If you have a higher than average BMI it may be having a harmful effect on your sleep. Dr Hassan Al Hariri, Head of Sleep Clinic and Pulmonologist, Rashid Hospital, says that weight-related issues are one of the key reasons for sleep disorders such as sleep apnoea. “Weight is a significant factor in your quality of sleep.
“If your BMI exceeds 35, there is a high tendency for your tongue or your neck muscles to relax, especially in deep sleep. This relaxation causes an obstruction at the back of your throat, and when your brain recognises the lack of oxygen you will wake up frequently to stretch those muscles. For some patients, they take a big snore, which occurs when they transition from deep to light sleep.”
Dr Al Hariri’s Sleep Clinic was opened in 2010. At the time, the centre was only able to perform one polysomnography [sleep test] per night and waiting times for patients quickly reached more than four months. Now, the Sleep Clinic is able to perform five tests a night and the waiting list has been reduced to around a week.
The most common disorders that are found in the sleep tests are insomnia and sleep apnoea. “The patient stays in a private room overnight and we assess them for brain waves, whether they are in deep or light sleep, their breathing, whether they are dreaming and oxygen levels,” says Dr Hariri.

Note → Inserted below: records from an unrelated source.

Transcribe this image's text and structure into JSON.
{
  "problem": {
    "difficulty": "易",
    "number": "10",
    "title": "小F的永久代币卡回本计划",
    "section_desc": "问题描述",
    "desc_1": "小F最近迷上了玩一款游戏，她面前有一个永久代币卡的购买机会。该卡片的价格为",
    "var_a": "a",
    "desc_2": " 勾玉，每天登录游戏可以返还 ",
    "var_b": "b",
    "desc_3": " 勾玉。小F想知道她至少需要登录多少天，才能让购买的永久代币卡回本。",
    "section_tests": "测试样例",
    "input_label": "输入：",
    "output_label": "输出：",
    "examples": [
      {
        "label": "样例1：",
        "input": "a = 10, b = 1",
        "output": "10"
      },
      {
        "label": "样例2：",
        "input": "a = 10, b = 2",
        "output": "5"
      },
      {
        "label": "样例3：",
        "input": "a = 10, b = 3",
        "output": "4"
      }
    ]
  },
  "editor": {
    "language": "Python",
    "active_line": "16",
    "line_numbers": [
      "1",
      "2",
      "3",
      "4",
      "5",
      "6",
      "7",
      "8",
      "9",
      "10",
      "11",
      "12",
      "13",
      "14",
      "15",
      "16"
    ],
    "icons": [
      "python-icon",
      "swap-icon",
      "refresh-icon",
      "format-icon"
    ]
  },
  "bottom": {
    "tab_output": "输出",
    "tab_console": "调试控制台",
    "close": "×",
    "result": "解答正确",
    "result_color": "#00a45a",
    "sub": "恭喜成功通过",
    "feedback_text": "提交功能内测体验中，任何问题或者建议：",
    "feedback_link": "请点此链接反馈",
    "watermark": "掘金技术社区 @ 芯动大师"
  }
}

For the duration of your night’s sleep, for 15-20 per cent of the time, you should be in deep sleep and for 15-20 per cent of the time you should be dreaming in the mild to moderate stages of sleep. Dreaming is characterised by rapid eye movement, where your eyes flicker as you sleep.
Dr Hariri believes that the prevalence of sleep disorders in the UAE is around the same as the international average, affecting between 6 and 8 per cent of the population. In the UAE obesity remains far higher than the international average and Dr Hariri believes that this may have an effect on people’s sleep.
“We have a higher than average prevalence of diabetes in the UAE, which is why we start looking closely at the relationship between weight-related issues, diabetes and sleep disorders,” he says.
“We looked at data to see if when we treat people for sleep apnoea, does this help control their blood sugar levels and diabetes? In our preliminary findings, we found that when people sleep better, it helps control their blood sugar and blood pressure levels.”
Obesity hyperventilation syndrome
Obesity hyperventilation syndrome (OHS) is condition that affects people with a BMI higher than 35. It’s similar to sleep apnoea but sufferers have high levels of carbon monoxide in their bloodstream. “When you breathe, you breathe in oxygen and exhale carbon monoxide. Your body needs to keep the carbon monoxide levels at around 40 in your blood,” says Dr Hariri. “If you’re obese and, due to your weight, you are not taking deep breaths, carbon monoxide will start accumulating in your blood. OHS occurs when you are not breathing adequately to remove the toxins from your body.”
Since its inception, the team at DHA’s Sleep Clinic has been working hard to raise awareness of sleep disorders and their symptoms. Initially, the focus was on educating healthcare professionals but the emphasis is now on spreading awareness in communities and among the Dubai population. One of the key milestones in the team’s efforts was to convince insurance providers that sleep disorders were diseases that required cover for diagnosis and treatment. “We established new standards for treating sleep disorders in Dubai and insurers started to recognise the importance of the disease and started providing cover for their patients,” says Dr Hariri.
Once patients are diagnosed with a sleep disorder, DHA takes multidisciplinary approach to treatment, where people are referred to nutritionists and ENT departments for specialised care.
If you do suffer from a weight-related sleep disorder though, Dr Hariri’s first recommendation is to lose weight. Put simply, “weight loss is very efficient for treatment.”